Emma Cook, AKA the Tiny Turner was our demonstrator for the day which she filled with a number of projects to suit most tastes (and bought lots of goodies for people to buy!).
First up on the lathe was a short (6 inch) spindle of Sycamore that would become a small box with a textured and coloured lid. Chucking points were added at either end before a slightly oversized lid was parted off. The body was hollowed out using a spindle gouge by drilling into the centre using the gouge and then rotating out of the work in a scooping action. Once the bulk was removed, the bottom of the hollowing was tidied using a Simon Hope box hollowing tool.

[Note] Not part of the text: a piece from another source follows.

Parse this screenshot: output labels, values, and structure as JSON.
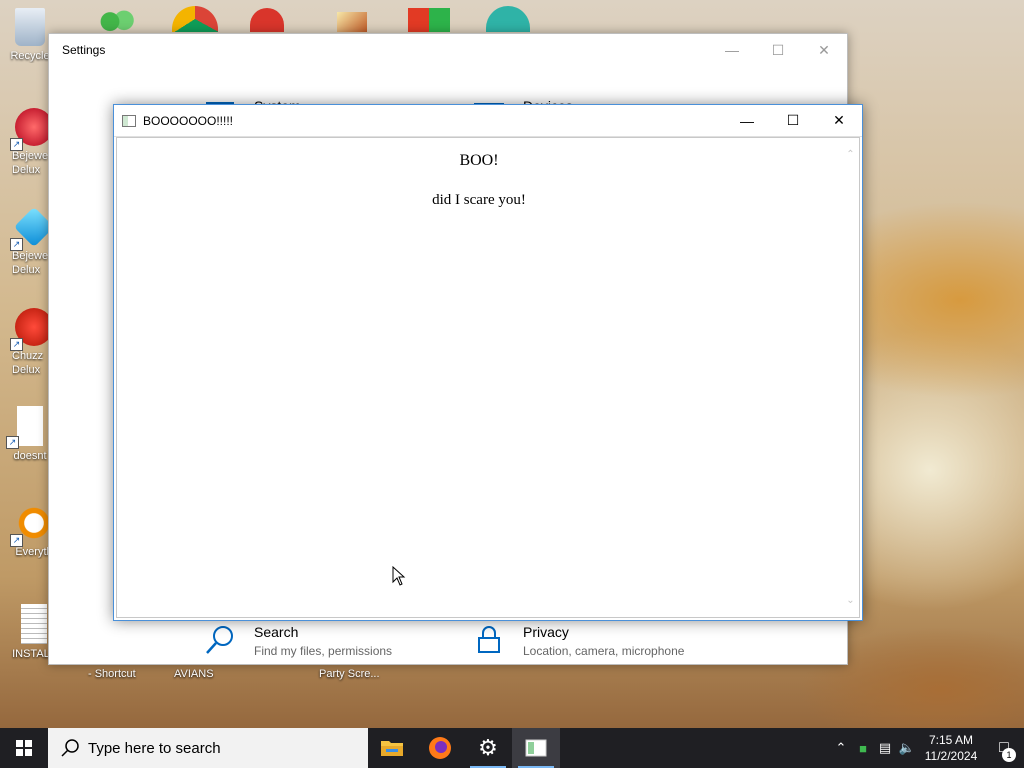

The base was anded and then treated with Chestnut cut & polish and Wood Wax 22 to finish. With the lid mounted, a jam chuck created and the base of the body completed. The lid was then carefully reversed onto the jaws and tidied up with a slight domed top. The top was then sanded and finished to match the body.
Next, two V cuts were made to divide the side of the lid into thirds. With the headstock locked, Emma then used a Fishtail gouge (12mm no3) to carve shallow scallops into the band between the two V cuts. A slight twist to form a slicing action with the gouge ensures a clean cut! Once carved, no sanding was needed due to the clean cuts, so on with some Black Gesso (Gesso is a slightly textured paint, with a coarse sandy finish). Once dry, Emma than dry brushed some Green and then Gold Iridescent paints (Jo Sonja) to highlight the carving. The V cuts then had some gold leather thongs glued in using Fabri-Tac glue.
In the 30 minutes before lunch, Emma showed us how she makes Gonks, most suited for the fur that she stocks for their beards (and possibly has the largest mix of colours and styles in the UK!).
A small 2 inch square piece of stock (sycamore) is placed between centres and turned to round and a spigot added. Then a 2 inch square piece of Walnut is put between centres, rounded and a spigot added to each end. The walnut is placed in the chuck and a 4mm hole is drilled through the spigot. The piece is then reversed and the Hat shape turned, with the drilled hole now in the base. The hat is then sanded and finished before parting off carefully.
The Sycamore is then back in the chuck and a skittle shaped body created. This is sanded to a finish and then parted off, leaving a 4mm spigot to locate the hat. Another piece of sycamore is used to create a round ball with a spigot for the nose.
Off the lathe, the best side of the sycamore body is chosen as the back of the piece (the only visible wood!), then a hole is drilled into the front of the body, so that when the nose is inserted, it just misses the brim of the hat.
To finish the gonk, a piece of fur is cut to form the beard, and then a small hole cut out to pass the nose through. The nose is glued with superglue and the beard using Fabri-Tac.
After lunch, Emma turned her attention to a large square of Brown Oak (This is typically a French Oak that has been attacked by a particular fungus!). This was mounted between centres and carefully turned to round. A chuck point was added to what would be the top of the platter.
This was then mounted in the chuck and the base was prepared into an Ogee shape, with a foot for mounting in the chuck. Emma then used Staffordshire Black, a two part ebonising system to ebonise the piece.
She first applied the Tannin solution to the rear (You don’t have to use the Tannin solution but it helps with low tannin wood).
The piece was remounted to turn the top, with a rim of about 1/3rd of the top before hollowing out the middle into a shallow dish.
The top was then treated with the Tannin solution before turning the piece and applying the Ebonizing solution (The top was done during a short break in the next piece.)
While that piece dried, Emma showed us how she cuts spheres using a piece of Olive Ash. This was turned to round between centres before marking the centre line and turning away from the line to start forming the sphere. Once almost round this was then placed between two cup chucks, made with a clear silicon O ring for grip. Keep turning away the ghost image until almost round, then the sphere is rotated in the cup chucks again and the process repeated. Sand to finish, adjusting the sphere as needed.
The bowl was still slightly wet, so a small sliver of end grain Olive wood for a Pendant was placed between centres and turned to a cylinder. This was then attached to a sacrificial chuck with carpet tape and the front finished to a dome. This was reversed and the back completed, then sanded and buffed on the buffing tree. A pinch bail was then used to fasten the pendant to a leather thong.
Back to the bowl, this was sanded lightly and then brushed with a liming brush and copper gilt cream added. A small V cut on the rim was then used to finish the patter with a gold leather thong.
An enjoyable day.
The bowl was finished on her live youtube Sunday 24th July if of interest.
the next meeting Saturday Ausgust 13th will be a club day so please bring any problems with you and maybe someone will be able to help with a solution. Time to say hello to other members and have a chat.
Lathes will be available for use if required.
See you there.